Thursday, September 06 2007 at 10:16 AM EST
Contributed by: jason
So yeah, Monday week ago (27 August) I bit the bullet and went in for surgery. What I had is apparently called Median Arcuate Ligament Syndrome (Google for it, it's fun!)
Diagram of sagittal view of abdominal aorta shows celiac artery compression by the median arcuate ligament (solid and dashed line). At expiration (Exp), the aorta and its major branches, including the celiac artery (C), move cephalad (arrow). This typically causes worsening of compression by the median arcuate ligament. (Image courtesy of Martha Helmers, BS, New York University Medical Center, New York, NY)
Basically this means that there was an arcuate (bow shaped) ligament laying over the top of a fairly major artery called the Celiac Axis, and it was blocking blood flow to my stomach whenever I ate.
The median arcuate ligament had to be snipped and cleared away.
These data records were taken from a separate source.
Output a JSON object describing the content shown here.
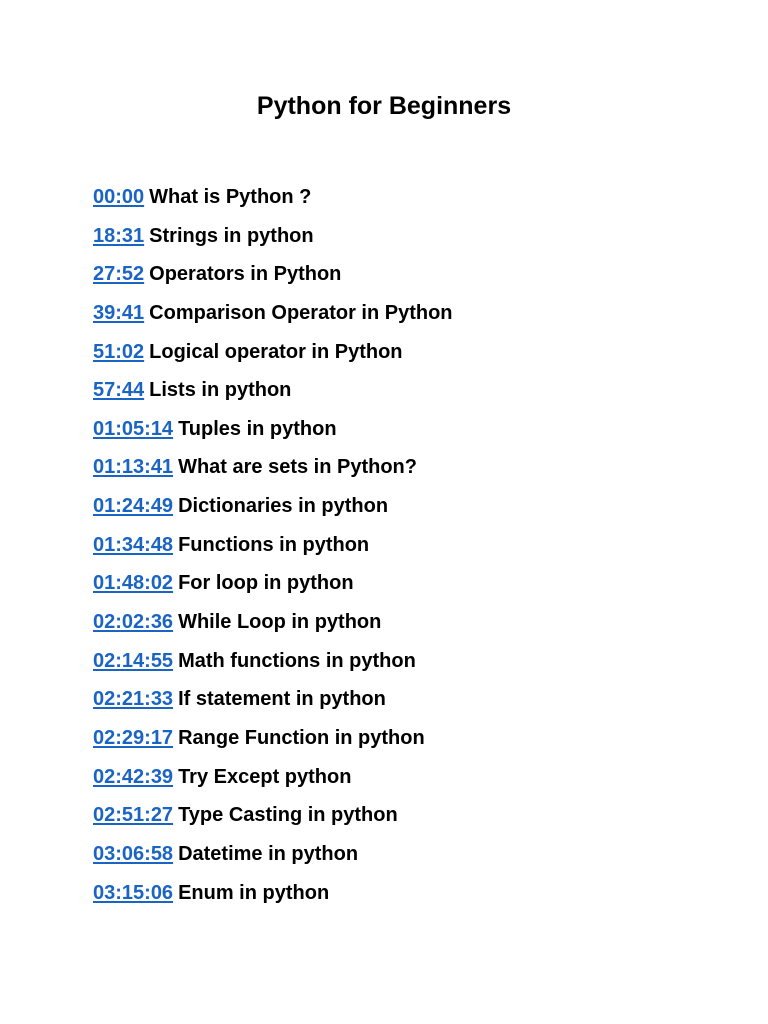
{
  "title": "Python for Beginners",
  "entries": [
    {
      "time": "00:00",
      "topic": "What is Python ?"
    },
    {
      "time": "18:31",
      "topic": "Strings in python"
    },
    {
      "time": "27:52",
      "topic": "Operators in Python"
    },
    {
      "time": "39:41",
      "topic": "Comparison Operator in Python"
    },
    {
      "time": "51:02",
      "topic": "Logical operator in Python"
    },
    {
      "time": "57:44",
      "topic": "Lists in python"
    },
    {
      "time": "01:05:14",
      "topic": "Tuples in python"
    },
    {
      "time": "01:13:41",
      "topic": "What are sets in Python?"
    },
    {
      "time": "01:24:49",
      "topic": "Dictionaries in python"
    },
    {
      "time": "01:34:48",
      "topic": "Functions in python"
    },
    {
      "time": "01:48:02",
      "topic": "For loop in python"
    },
    {
      "time": "02:02:36",
      "topic": "While Loop in python"
    },
    {
      "time": "02:14:55",
      "topic": "Math functions in python"
    },
    {
      "time": "02:21:33",
      "topic": "If statement in python"
    },
    {
      "time": "02:29:17",
      "topic": "Range Function in python"
    },
    {
      "time": "02:42:39",
      "topic": "Try Except python"
    },
    {
      "time": "02:51:27",
      "topic": "Type Casting in python"
    },
    {
      "time": "03:06:58",
      "topic": "Datetime in python"
    },
    {
      "time": "03:15:06",
      "topic": "Enum in python"
    }
  ],
  "colors": {
    "link": "#1a64c4",
    "text": "#000000",
    "background": "#ffffff"
  }
}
The procedure was called something like, "Laparoscopic division of adhesions," which is a tad weird because medically, an adhesion is scar tissue. I honestly don't the implications of it being snipped. All that I know is that I was pretty much completely incapacitated for just under a week. I must ask the surgeon just exactly what the fucking thing even does.
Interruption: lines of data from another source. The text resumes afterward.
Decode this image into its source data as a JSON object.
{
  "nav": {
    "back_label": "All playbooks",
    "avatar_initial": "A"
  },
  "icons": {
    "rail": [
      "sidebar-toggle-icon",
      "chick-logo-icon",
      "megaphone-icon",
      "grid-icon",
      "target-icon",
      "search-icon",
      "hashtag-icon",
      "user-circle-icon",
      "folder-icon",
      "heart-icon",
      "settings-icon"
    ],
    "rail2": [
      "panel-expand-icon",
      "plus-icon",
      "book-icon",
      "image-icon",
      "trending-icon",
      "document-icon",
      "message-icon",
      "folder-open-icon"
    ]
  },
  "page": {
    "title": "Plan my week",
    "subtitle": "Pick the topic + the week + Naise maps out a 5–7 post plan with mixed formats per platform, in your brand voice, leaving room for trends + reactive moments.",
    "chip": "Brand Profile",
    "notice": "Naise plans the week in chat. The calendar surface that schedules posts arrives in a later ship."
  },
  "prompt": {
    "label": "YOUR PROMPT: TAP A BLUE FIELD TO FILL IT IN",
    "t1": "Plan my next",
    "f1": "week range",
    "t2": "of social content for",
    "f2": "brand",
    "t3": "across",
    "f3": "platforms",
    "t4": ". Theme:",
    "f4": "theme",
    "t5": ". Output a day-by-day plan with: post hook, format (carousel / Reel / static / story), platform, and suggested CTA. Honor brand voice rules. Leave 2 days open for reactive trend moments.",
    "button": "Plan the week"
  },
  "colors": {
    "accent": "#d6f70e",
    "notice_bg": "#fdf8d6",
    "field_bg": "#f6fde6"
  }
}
Thank fuck it was done laparoscopically though... that shit is so fascinating. Another name for it is keyhole surgery, and apart from the obvious use of microscoping cameras and shit to peek inside and do the cuts, they do some other crazy shit too:
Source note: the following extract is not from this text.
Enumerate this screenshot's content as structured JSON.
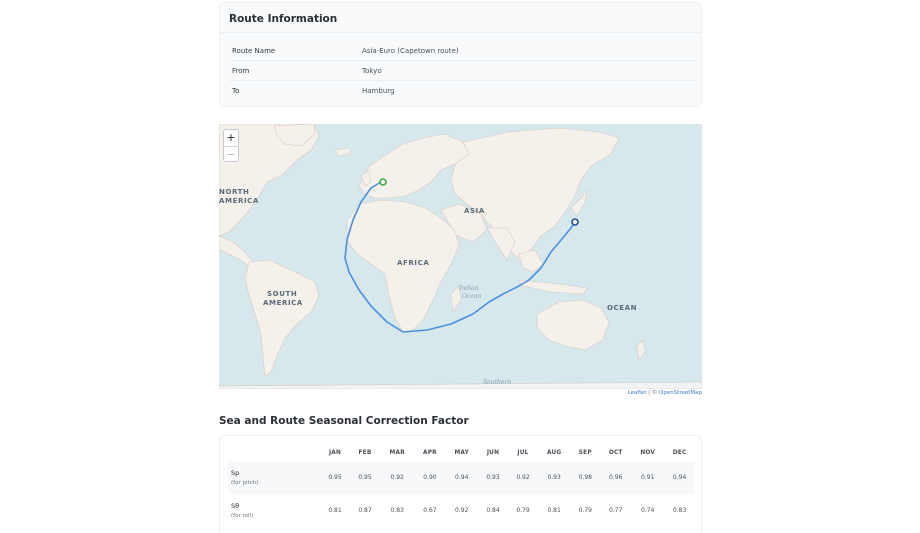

- Use of fibre optics as a "cold" light source (awesome, I've had a SONET OC-48 inside me!)
- Insufflation is used -- they pump your abdomen with carbon dioxide (CO2) in order to blow it up like a balloon, so that they can see shit
I did notice that the next day, my shoulders were quite sore, and made a point of it to Robyn. She said that she was told it was to be expected, due to the CO2 stuff. A bit more research yielded the following from Wikipedia:
Not all of the CO2 introduced into the abdominal cavity is removed through the incisions during surgery. Gas tends to rise, and when a pocket of CO2 rises in the abdomen, it pushes against the diaphragm (the muscle that separates the abdominal from the thoracic cavities and facilitates breathing), and can exert pressure on the phrenic nerve. This produces a sensation of pain that may extend to the patient's shoulders. For an appendectomy, the right shoulder can be particularly painful. In some cases this can also cause considerable pain when breathing. In all cases, however, the pain is transient, as the body tissues will absorb the CO2 and eliminate it through respiration.
The median arcuate ligament.
I had both... particularly the breathing... didn't like that sensation one little bit at all.Anyhow, I left the hospital the next day (could hardly walk & breathe, but I'm fully not compatible with hospitals), and spent the rest of the week getting waited on by my wonderful nurse, Robyn.
A week and a bit later, I went for a checkup with the surgeon, and finally got the annoying little bandages taken off and got to finally see my miniature scars :) As the surgeon said, "They won't be anything that impressive -- you'll look more like you've been tango'ing with Chopper." Still, I think it looks half cool.
Here's to a complete recovery, and no more pain in my gut whenever I eat, or am basically awake!